(Beginning of RECORDS SUPPLIED)
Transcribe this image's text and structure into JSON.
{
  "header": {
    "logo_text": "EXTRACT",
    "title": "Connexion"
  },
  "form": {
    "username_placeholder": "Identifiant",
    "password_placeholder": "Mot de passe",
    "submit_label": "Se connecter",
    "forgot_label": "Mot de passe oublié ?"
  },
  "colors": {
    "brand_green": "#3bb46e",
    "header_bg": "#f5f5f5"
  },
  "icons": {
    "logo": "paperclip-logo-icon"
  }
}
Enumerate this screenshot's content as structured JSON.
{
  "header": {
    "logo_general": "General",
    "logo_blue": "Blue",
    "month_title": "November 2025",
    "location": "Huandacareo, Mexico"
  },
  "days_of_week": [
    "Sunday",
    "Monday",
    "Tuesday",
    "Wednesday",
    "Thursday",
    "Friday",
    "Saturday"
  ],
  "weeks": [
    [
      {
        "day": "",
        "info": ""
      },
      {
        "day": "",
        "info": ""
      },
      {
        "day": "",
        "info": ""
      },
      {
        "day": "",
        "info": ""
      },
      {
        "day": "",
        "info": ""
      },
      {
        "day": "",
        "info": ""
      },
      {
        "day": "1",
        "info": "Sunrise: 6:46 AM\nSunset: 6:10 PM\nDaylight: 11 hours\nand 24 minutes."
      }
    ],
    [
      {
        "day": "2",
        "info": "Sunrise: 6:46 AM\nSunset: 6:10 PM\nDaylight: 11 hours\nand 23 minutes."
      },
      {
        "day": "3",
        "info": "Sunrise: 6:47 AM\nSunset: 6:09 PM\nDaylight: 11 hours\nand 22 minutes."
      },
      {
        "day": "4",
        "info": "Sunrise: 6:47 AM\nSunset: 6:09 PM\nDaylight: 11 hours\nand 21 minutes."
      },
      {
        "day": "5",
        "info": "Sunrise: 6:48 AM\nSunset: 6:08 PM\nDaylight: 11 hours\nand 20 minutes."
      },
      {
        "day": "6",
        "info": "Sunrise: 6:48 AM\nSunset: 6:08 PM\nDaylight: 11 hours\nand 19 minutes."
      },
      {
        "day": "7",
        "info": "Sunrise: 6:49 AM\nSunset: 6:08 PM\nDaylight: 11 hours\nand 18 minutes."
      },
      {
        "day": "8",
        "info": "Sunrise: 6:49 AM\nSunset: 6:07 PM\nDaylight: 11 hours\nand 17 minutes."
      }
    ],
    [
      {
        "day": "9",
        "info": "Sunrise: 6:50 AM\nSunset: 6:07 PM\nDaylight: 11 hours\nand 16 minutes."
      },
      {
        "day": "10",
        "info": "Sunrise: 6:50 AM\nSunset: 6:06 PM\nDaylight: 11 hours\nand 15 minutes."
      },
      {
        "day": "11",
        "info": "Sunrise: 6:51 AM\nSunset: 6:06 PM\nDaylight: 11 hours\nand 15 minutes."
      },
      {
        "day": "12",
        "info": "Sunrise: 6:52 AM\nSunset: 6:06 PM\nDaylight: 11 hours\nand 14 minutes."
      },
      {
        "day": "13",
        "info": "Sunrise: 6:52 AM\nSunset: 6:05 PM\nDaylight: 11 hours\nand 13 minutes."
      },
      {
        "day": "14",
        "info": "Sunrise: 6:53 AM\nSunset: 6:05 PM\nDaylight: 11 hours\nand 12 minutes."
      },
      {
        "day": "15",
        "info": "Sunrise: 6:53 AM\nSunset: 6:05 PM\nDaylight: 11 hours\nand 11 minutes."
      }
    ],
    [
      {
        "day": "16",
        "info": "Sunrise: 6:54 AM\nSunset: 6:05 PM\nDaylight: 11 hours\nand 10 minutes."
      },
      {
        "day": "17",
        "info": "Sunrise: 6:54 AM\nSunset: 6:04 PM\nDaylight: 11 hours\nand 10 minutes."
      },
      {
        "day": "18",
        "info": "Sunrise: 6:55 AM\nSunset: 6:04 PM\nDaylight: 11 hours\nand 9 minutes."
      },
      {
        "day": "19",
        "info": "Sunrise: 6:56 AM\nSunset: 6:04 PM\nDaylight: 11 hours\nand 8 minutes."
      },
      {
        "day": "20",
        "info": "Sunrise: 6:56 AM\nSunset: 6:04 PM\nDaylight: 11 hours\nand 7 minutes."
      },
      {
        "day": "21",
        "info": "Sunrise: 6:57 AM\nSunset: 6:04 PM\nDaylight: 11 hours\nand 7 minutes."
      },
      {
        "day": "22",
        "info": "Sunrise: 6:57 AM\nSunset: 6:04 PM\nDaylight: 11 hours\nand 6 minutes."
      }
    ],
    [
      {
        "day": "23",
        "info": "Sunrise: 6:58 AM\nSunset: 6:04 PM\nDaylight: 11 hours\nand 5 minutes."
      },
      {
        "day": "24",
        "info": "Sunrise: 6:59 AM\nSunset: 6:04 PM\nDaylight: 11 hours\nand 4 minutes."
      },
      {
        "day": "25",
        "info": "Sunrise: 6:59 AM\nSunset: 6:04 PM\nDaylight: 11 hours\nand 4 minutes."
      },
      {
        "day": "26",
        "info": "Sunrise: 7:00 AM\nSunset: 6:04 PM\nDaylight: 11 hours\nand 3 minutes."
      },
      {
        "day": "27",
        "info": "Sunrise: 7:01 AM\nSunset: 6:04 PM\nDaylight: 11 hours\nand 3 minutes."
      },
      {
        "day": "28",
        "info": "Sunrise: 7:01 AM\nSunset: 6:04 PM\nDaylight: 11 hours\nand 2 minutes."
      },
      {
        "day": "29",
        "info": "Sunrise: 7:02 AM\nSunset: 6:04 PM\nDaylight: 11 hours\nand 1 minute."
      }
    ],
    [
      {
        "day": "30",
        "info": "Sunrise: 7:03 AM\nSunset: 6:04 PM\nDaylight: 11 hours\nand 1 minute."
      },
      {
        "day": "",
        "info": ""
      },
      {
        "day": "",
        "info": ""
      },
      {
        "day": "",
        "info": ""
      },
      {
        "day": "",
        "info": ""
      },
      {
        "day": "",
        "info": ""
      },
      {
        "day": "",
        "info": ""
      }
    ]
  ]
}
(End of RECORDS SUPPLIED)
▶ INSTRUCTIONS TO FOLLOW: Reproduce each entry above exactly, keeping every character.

▶ OUTPUT FOR THIS TASK:
Transcribe this image's text and structure into JSON.
{
  "header": {
    "logo_text": "EXTRACT",
    "title": "Connexion"
  },
  "form": {
    "username_placeholder": "Identifiant",
    "password_placeholder": "Mot de passe",
    "submit_label": "Se connecter",
    "forgot_label": "Mot de passe oublié ?"
  },
  "colors": {
    "brand_green": "#3bb46e",
    "header_bg": "#f5f5f5"
  },
  "icons": {
    "logo": "paperclip-logo-icon"
  }
}
Enumerate this screenshot's content as structured JSON.
{
  "header": {
    "logo_general": "General",
    "logo_blue": "Blue",
    "month_title": "November 2025",
    "location": "Huandacareo, Mexico"
  },
  "days_of_week": [
    "Sunday",
    "Monday",
    "Tuesday",
    "Wednesday",
    "Thursday",
    "Friday",
    "Saturday"
  ],
  "weeks": [
    [
      {
        "day": "",
        "info": ""
      },
      {
        "day": "",
        "info": ""
      },
      {
        "day": "",
        "info": ""
      },
      {
        "day": "",
        "info": ""
      },
      {
        "day": "",
        "info": ""
      },
      {
        "day": "",
        "info": ""
      },
      {
        "day": "1",
        "info": "Sunrise: 6:46 AM\nSunset: 6:10 PM\nDaylight: 11 hours\nand 24 minutes."
      }
    ],
    [
      {
        "day": "2",
        "info": "Sunrise: 6:46 AM\nSunset: 6:10 PM\nDaylight: 11 hours\nand 23 minutes."
      },
      {
        "day": "3",
        "info": "Sunrise: 6:47 AM\nSunset: 6:09 PM\nDaylight: 11 hours\nand 22 minutes."
      },
      {
        "day": "4",
        "info": "Sunrise: 6:47 AM\nSunset: 6:09 PM\nDaylight: 11 hours\nand 21 minutes."
      },
      {
        "day": "5",
        "info": "Sunrise: 6:48 AM\nSunset: 6:08 PM\nDaylight: 11 hours\nand 20 minutes."
      },
      {
        "day": "6",
        "info": "Sunrise: 6:48 AM\nSunset: 6:08 PM\nDaylight: 11 hours\nand 19 minutes."
      },
      {
        "day": "7",
        "info": "Sunrise: 6:49 AM\nSunset: 6:08 PM\nDaylight: 11 hours\nand 18 minutes."
      },
      {
        "day": "8",
        "info": "Sunrise: 6:49 AM\nSunset: 6:07 PM\nDaylight: 11 hours\nand 17 minutes."
      }
    ],
    [
      {
        "day": "9",
        "info": "Sunrise: 6:50 AM\nSunset: 6:07 PM\nDaylight: 11 hours\nand 16 minutes."
      },
      {
        "day": "10",
        "info": "Sunrise: 6:50 AM\nSunset: 6:06 PM\nDaylight: 11 hours\nand 15 minutes."
      },
      {
        "day": "11",
        "info": "Sunrise: 6:51 AM\nSunset: 6:06 PM\nDaylight: 11 hours\nand 15 minutes."
      },
      {
        "day": "12",
        "info": "Sunrise: 6:52 AM\nSunset: 6:06 PM\nDaylight: 11 hours\nand 14 minutes."
      },
      {
        "day": "13",
        "info": "Sunrise: 6:52 AM\nSunset: 6:05 PM\nDaylight: 11 hours\nand 13 minutes."
      },
      {
        "day": "14",
        "info": "Sunrise: 6:53 AM\nSunset: 6:05 PM\nDaylight: 11 hours\nand 12 minutes."
      },
      {
        "day": "15",
        "info": "Sunrise: 6:53 AM\nSunset: 6:05 PM\nDaylight: 11 hours\nand 11 minutes."
      }
    ],
    [
      {
        "day": "16",
        "info": "Sunrise: 6:54 AM\nSunset: 6:05 PM\nDaylight: 11 hours\nand 10 minutes."
      },
      {
        "day": "17",
        "info": "Sunrise: 6:54 AM\nSunset: 6:04 PM\nDaylight: 11 hours\nand 10 minutes."
      },
      {
        "day": "18",
        "info": "Sunrise: 6:55 AM\nSunset: 6:04 PM\nDaylight: 11 hours\nand 9 minutes."
      },
      {
        "day": "19",
        "info": "Sunrise: 6:56 AM\nSunset: 6:04 PM\nDaylight: 11 hours\nand 8 minutes."
      },
      {
        "day": "20",
        "info": "Sunrise: 6:56 AM\nSunset: 6:04 PM\nDaylight: 11 hours\nand 7 minutes."
      },
      {
        "day": "21",
        "info": "Sunrise: 6:57 AM\nSunset: 6:04 PM\nDaylight: 11 hours\nand 7 minutes."
      },
      {
        "day": "22",
        "info": "Sunrise: 6:57 AM\nSunset: 6:04 PM\nDaylight: 11 hours\nand 6 minutes."
      }
    ],
    [
      {
        "day": "23",
        "info": "Sunrise: 6:58 AM\nSunset: 6:04 PM\nDaylight: 11 hours\nand 5 minutes."
      },
      {
        "day": "24",
        "info": "Sunrise: 6:59 AM\nSunset: 6:04 PM\nDaylight: 11 hours\nand 4 minutes."
      },
      {
        "day": "25",
        "info": "Sunrise: 6:59 AM\nSunset: 6:04 PM\nDaylight: 11 hours\nand 4 minutes."
      },
      {
        "day": "26",
        "info": "Sunrise: 7:00 AM\nSunset: 6:04 PM\nDaylight: 11 hours\nand 3 minutes."
      },
      {
        "day": "27",
        "info": "Sunrise: 7:01 AM\nSunset: 6:04 PM\nDaylight: 11 hours\nand 3 minutes."
      },
      {
        "day": "28",
        "info": "Sunrise: 7:01 AM\nSunset: 6:04 PM\nDaylight: 11 hours\nand 2 minutes."
      },
      {
        "day": "29",
        "info": "Sunrise: 7:02 AM\nSunset: 6:04 PM\nDaylight: 11 hours\nand 1 minute."
      }
    ],
    [
      {
        "day": "30",
        "info": "Sunrise: 7:03 AM\nSunset: 6:04 PM\nDaylight: 11 hours\nand 1 minute."
      },
      {
        "day": "",
        "info": ""
      },
      {
        "day": "",
        "info": ""
      },
      {
        "day": "",
        "info": ""
      },
      {
        "day": "",
        "info": ""
      },
      {
        "day": "",
        "info": ""
      },
      {
        "day": "",
        "info": ""
      }
    ]
  ]
}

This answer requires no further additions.